- WORK ORDER -
Search the records for lines that contain the word "this". Copy them all.
>>>
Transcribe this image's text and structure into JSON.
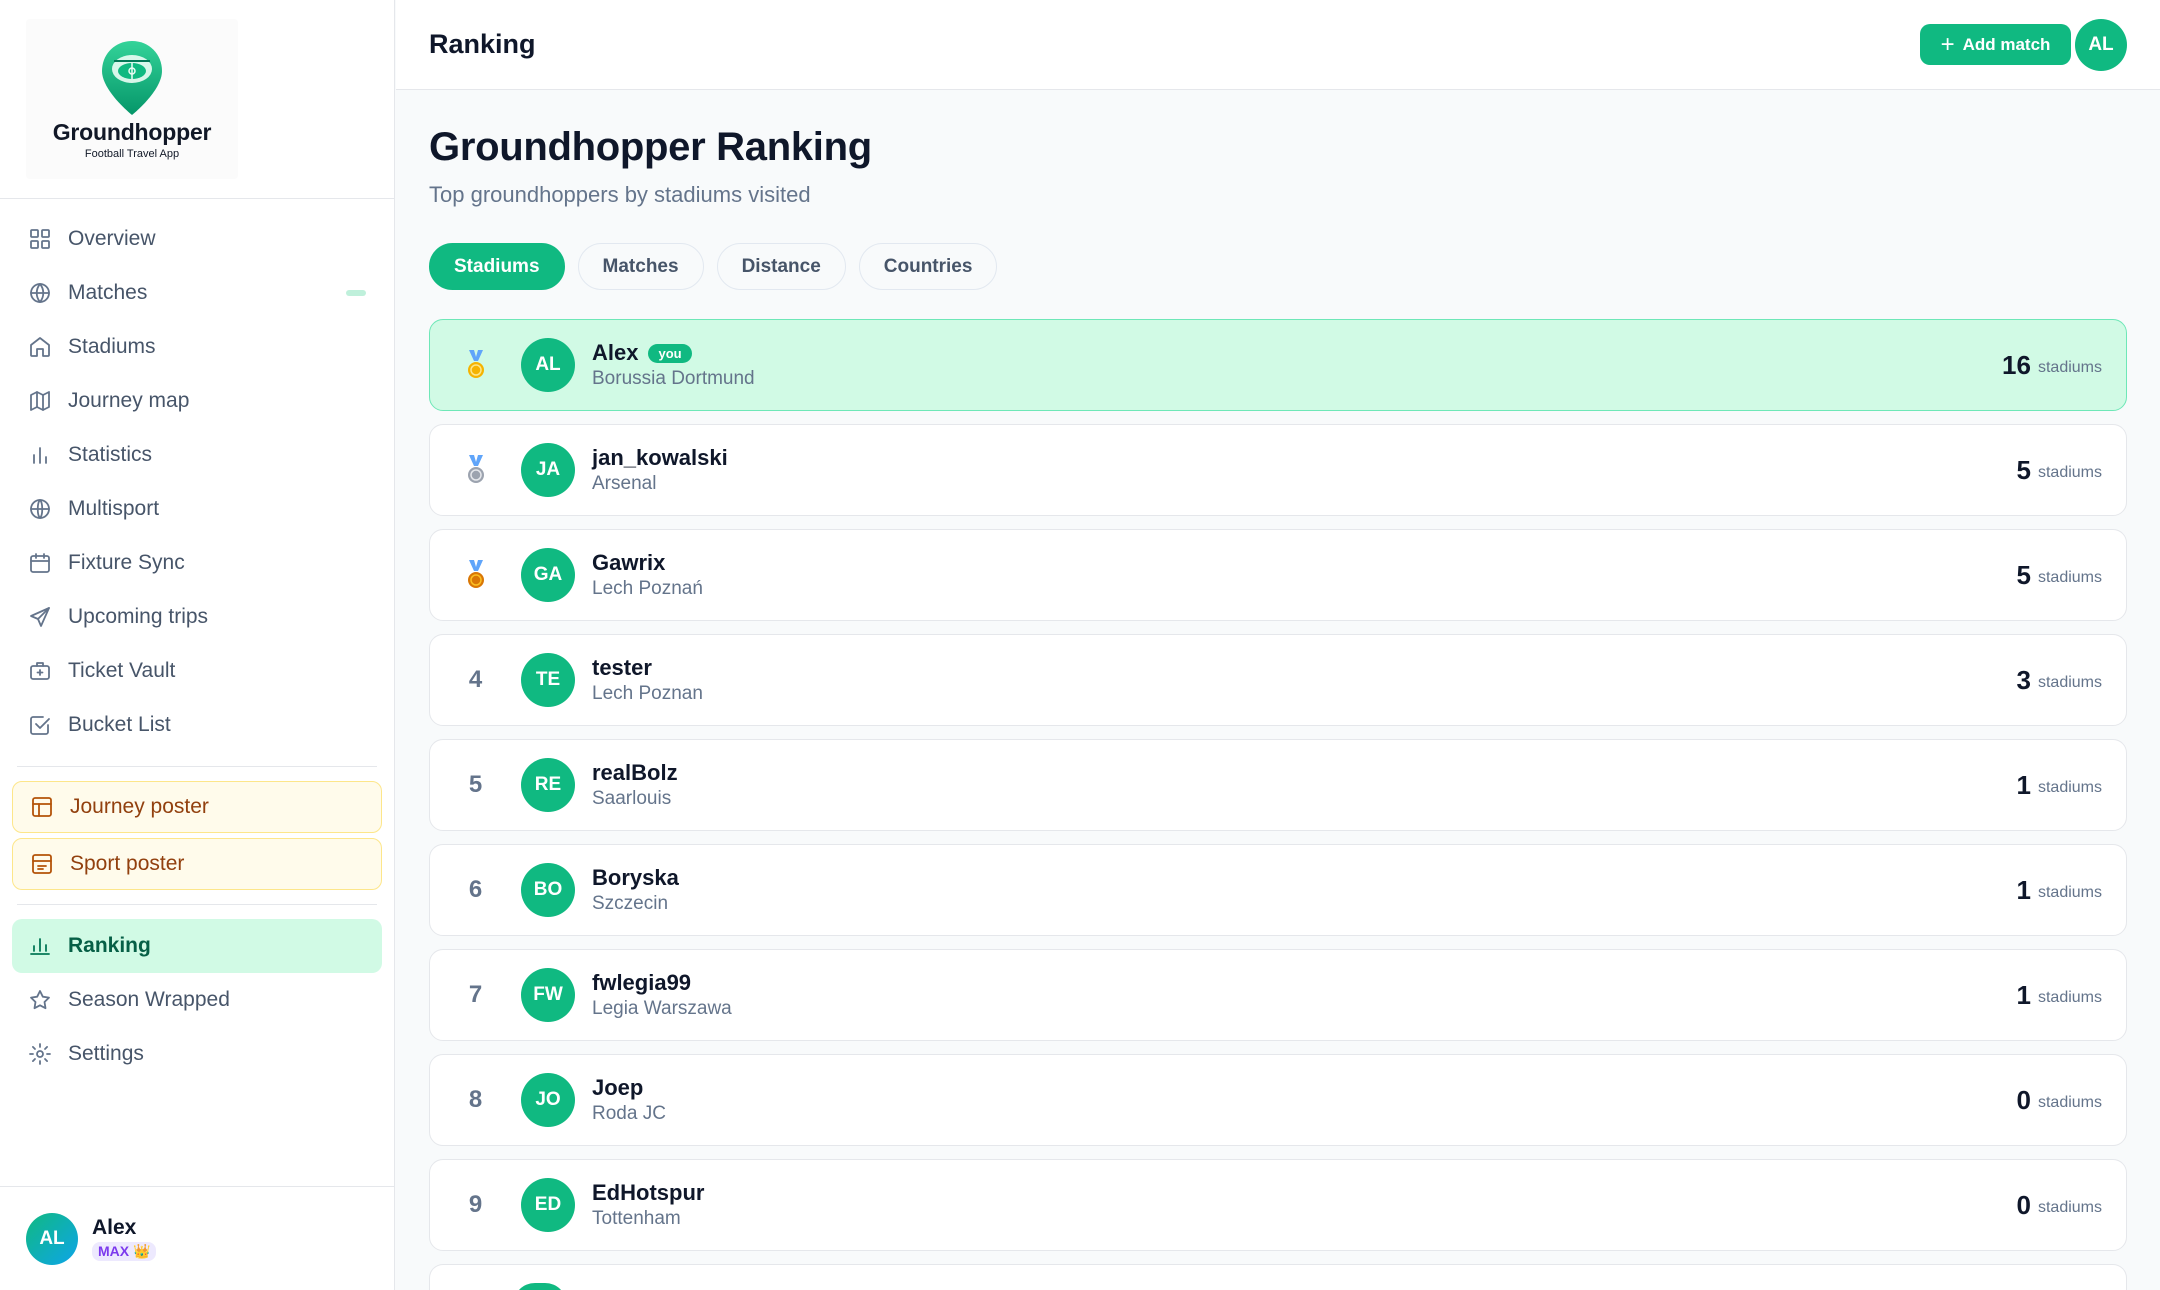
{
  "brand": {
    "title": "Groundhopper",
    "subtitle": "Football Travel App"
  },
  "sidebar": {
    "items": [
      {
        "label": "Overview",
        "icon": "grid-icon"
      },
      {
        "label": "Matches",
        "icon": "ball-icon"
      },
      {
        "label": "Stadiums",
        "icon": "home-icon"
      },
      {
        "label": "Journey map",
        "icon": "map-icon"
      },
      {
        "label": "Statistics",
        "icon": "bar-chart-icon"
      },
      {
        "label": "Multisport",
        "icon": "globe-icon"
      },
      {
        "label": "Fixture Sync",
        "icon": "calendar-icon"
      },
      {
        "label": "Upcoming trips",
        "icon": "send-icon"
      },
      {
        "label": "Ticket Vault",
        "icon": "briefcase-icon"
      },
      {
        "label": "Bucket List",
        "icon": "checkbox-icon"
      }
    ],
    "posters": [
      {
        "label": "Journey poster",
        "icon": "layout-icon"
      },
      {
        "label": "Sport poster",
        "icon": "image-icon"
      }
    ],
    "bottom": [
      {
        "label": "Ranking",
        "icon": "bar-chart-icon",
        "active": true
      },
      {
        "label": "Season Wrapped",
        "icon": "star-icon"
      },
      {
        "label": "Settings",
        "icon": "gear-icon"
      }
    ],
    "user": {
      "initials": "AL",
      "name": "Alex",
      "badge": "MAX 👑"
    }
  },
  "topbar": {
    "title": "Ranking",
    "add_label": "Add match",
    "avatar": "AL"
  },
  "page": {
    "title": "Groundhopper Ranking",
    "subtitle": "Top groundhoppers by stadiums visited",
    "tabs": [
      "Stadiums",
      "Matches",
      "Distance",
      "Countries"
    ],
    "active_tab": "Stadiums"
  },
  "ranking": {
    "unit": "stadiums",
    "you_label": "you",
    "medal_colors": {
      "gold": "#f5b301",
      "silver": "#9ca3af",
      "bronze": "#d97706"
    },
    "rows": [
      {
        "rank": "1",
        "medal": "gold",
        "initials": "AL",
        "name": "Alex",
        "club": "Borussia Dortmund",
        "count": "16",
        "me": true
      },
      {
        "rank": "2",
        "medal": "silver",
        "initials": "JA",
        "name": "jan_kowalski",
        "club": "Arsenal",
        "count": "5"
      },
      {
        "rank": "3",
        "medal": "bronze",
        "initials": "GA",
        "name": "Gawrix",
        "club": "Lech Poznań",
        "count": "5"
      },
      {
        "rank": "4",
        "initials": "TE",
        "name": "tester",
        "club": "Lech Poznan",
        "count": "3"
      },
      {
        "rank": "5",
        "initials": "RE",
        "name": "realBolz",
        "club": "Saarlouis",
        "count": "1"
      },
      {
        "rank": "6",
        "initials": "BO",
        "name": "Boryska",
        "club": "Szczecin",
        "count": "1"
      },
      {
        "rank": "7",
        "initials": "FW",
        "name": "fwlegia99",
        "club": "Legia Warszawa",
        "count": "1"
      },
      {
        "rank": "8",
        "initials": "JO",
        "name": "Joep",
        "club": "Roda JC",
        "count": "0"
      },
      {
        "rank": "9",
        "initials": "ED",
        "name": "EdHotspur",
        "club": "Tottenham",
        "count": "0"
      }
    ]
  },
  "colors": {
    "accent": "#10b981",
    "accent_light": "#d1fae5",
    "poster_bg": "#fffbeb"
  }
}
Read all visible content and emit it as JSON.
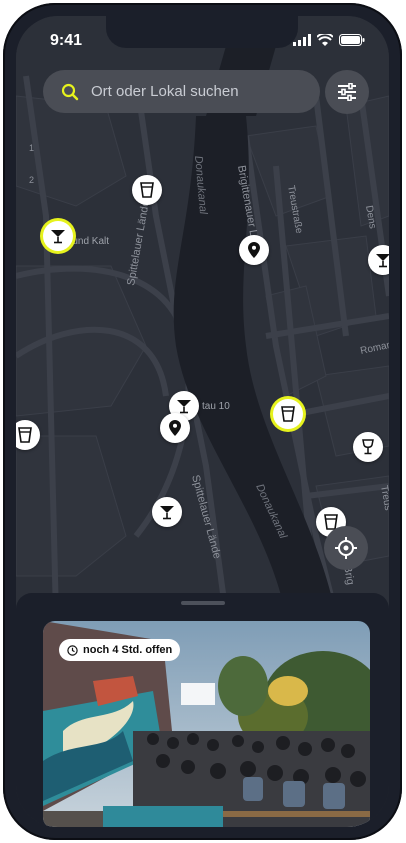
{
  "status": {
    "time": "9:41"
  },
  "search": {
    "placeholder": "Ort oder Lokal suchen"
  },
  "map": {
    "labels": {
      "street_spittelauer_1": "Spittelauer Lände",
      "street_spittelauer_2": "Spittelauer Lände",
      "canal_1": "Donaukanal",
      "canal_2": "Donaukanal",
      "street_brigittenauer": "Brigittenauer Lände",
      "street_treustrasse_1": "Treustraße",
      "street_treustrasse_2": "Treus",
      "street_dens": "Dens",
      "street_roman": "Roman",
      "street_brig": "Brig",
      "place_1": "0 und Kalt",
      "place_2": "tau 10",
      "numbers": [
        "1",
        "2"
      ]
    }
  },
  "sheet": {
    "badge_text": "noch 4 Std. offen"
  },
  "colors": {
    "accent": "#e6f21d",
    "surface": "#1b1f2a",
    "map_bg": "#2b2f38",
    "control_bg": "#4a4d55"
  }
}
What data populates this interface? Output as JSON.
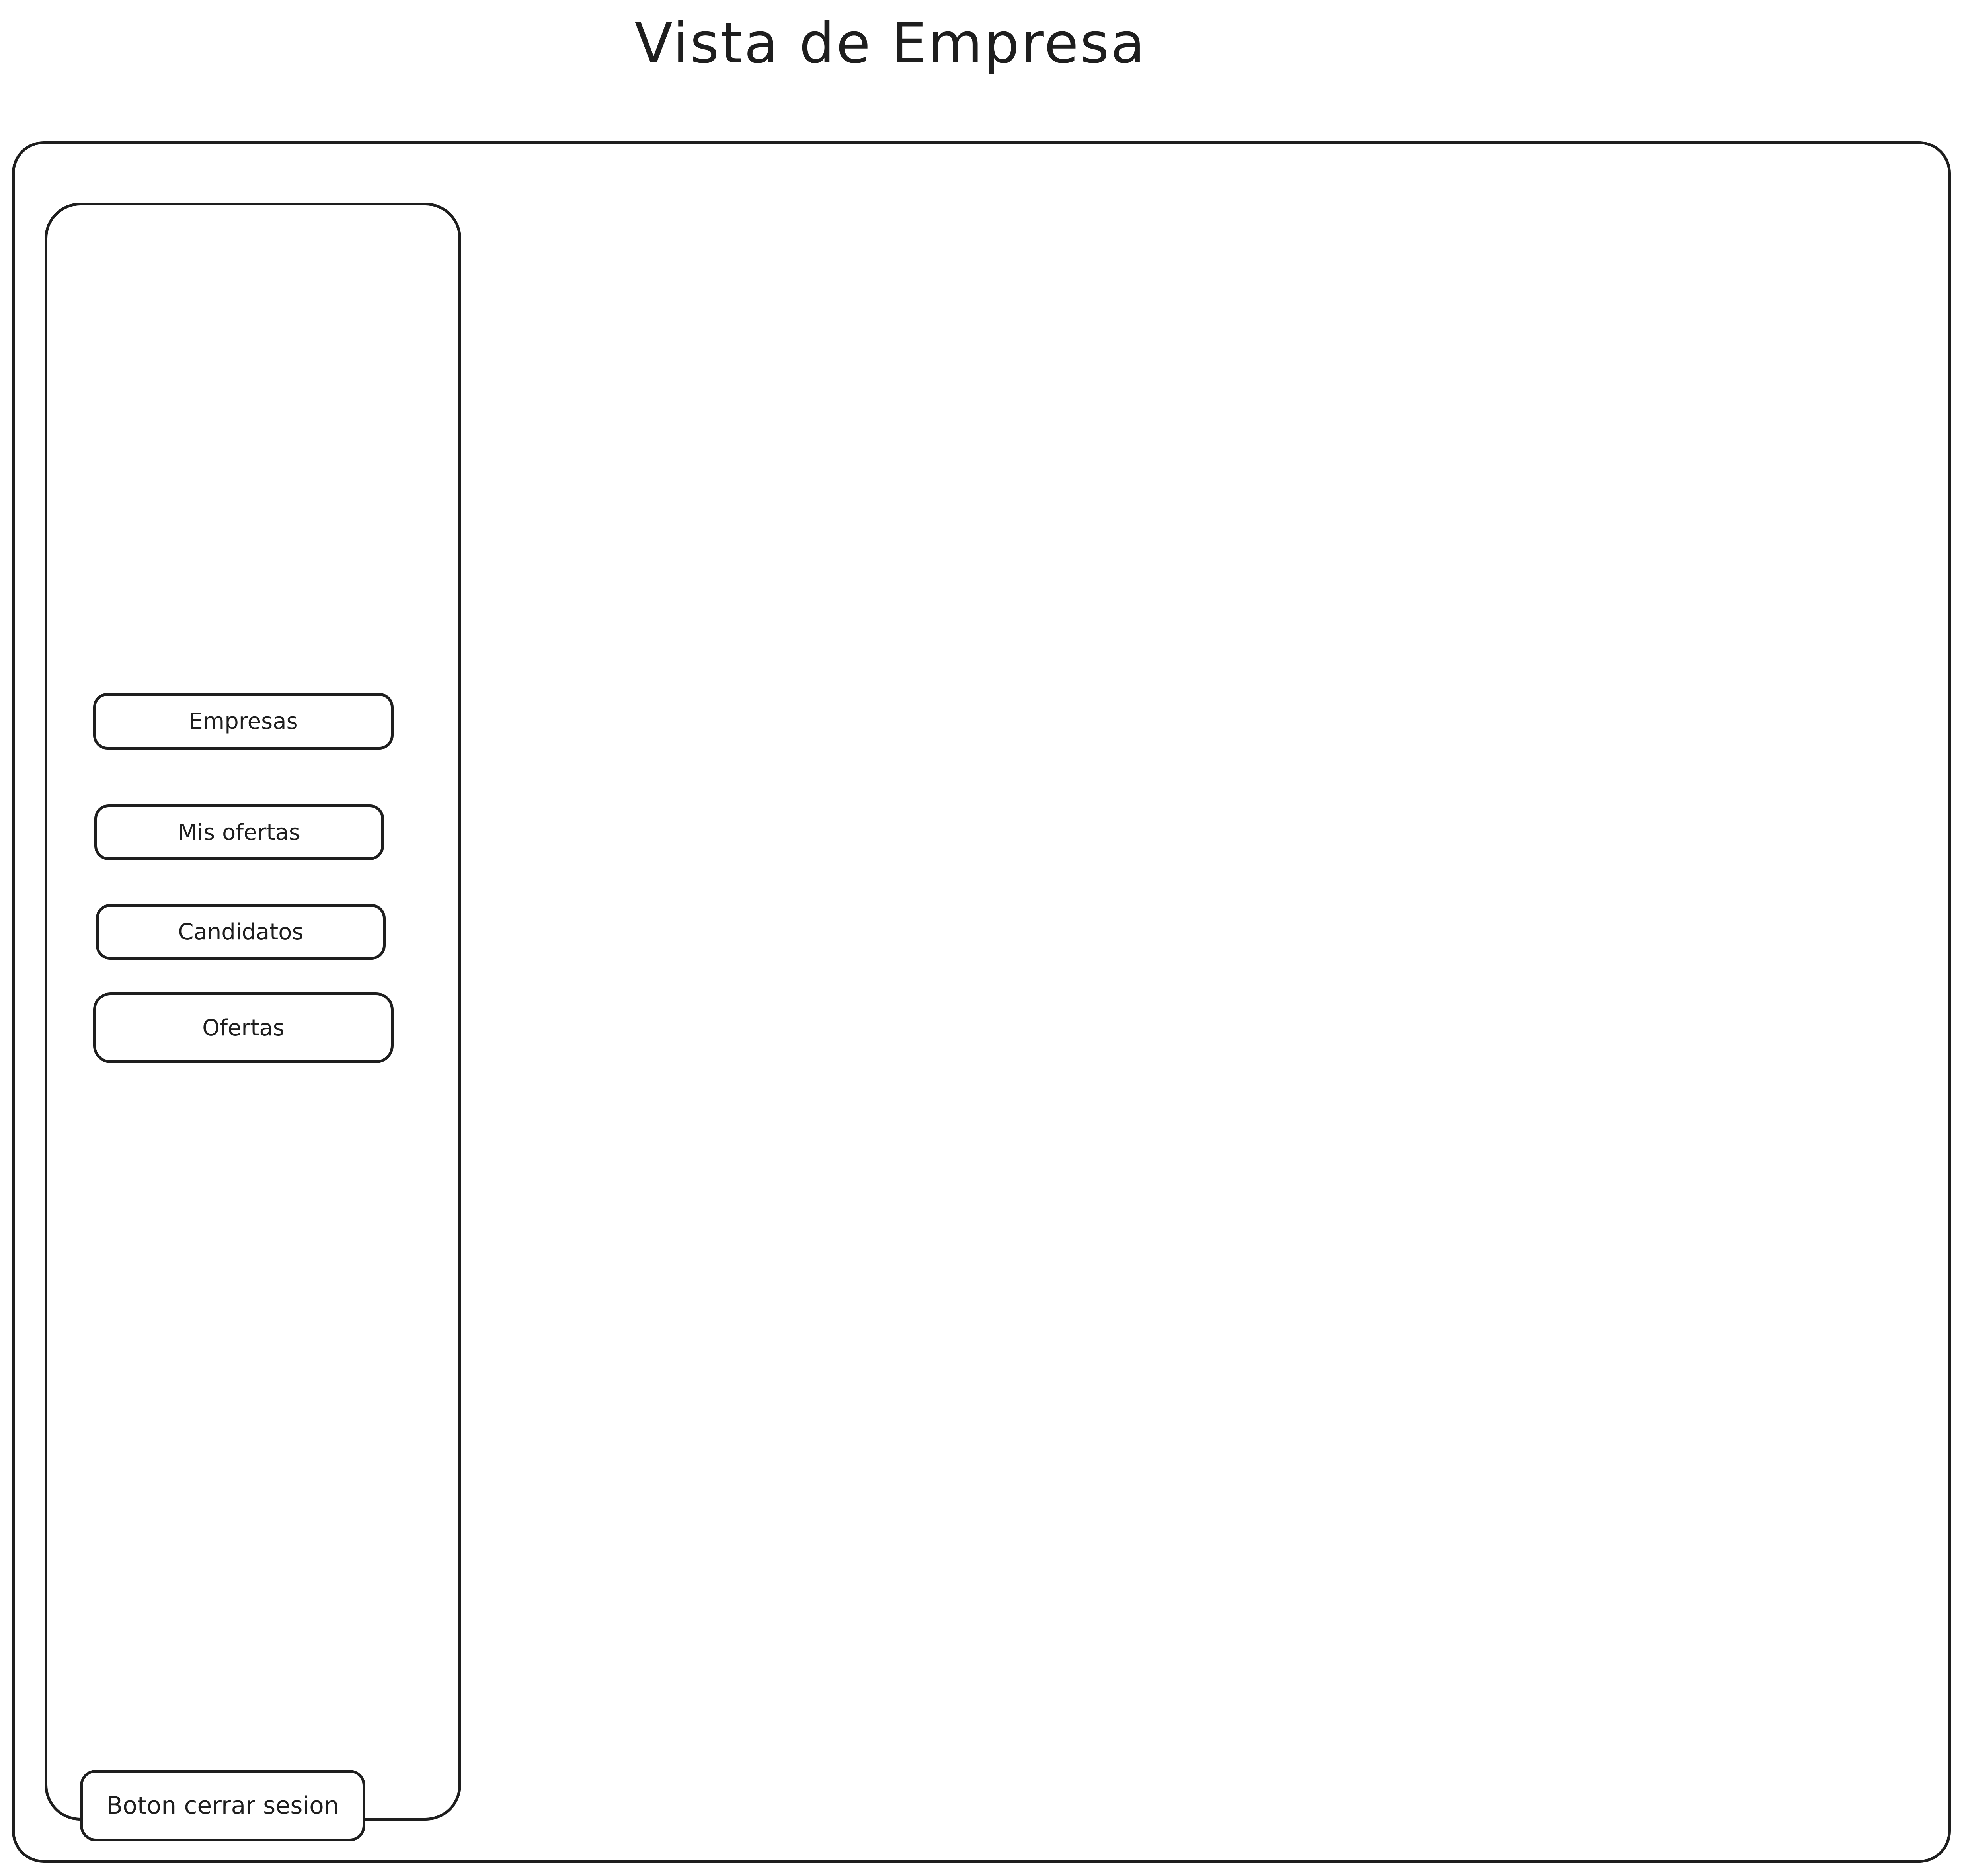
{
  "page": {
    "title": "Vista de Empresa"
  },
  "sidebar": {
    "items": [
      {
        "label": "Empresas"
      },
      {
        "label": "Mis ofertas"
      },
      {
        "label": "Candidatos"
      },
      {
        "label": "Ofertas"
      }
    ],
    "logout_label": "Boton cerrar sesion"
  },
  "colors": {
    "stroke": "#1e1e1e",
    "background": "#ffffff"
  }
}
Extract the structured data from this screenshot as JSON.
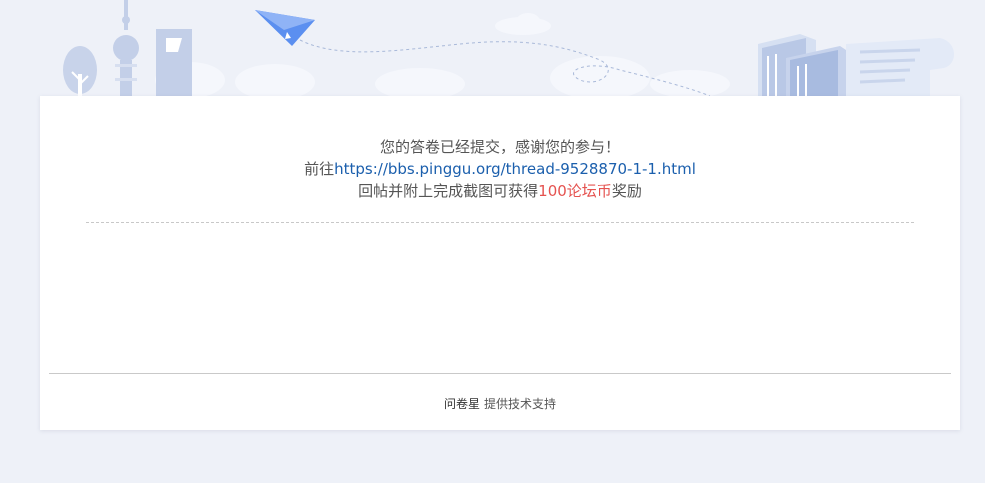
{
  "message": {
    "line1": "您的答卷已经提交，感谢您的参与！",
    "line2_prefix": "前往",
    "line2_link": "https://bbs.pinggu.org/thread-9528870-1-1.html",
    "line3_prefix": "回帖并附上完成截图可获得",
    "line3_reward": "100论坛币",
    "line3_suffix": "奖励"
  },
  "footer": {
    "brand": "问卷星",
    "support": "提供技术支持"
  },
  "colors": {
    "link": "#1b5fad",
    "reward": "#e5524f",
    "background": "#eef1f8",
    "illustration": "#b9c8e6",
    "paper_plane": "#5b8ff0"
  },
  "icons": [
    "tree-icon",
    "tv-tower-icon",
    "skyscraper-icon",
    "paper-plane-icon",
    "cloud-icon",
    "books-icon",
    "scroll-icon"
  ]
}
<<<
- ANSWER BOX -
Transcribe this image's text and structure into JSON.
What data populates this interface? Output as JSON.
Extract the structured data from this screenshot as JSON.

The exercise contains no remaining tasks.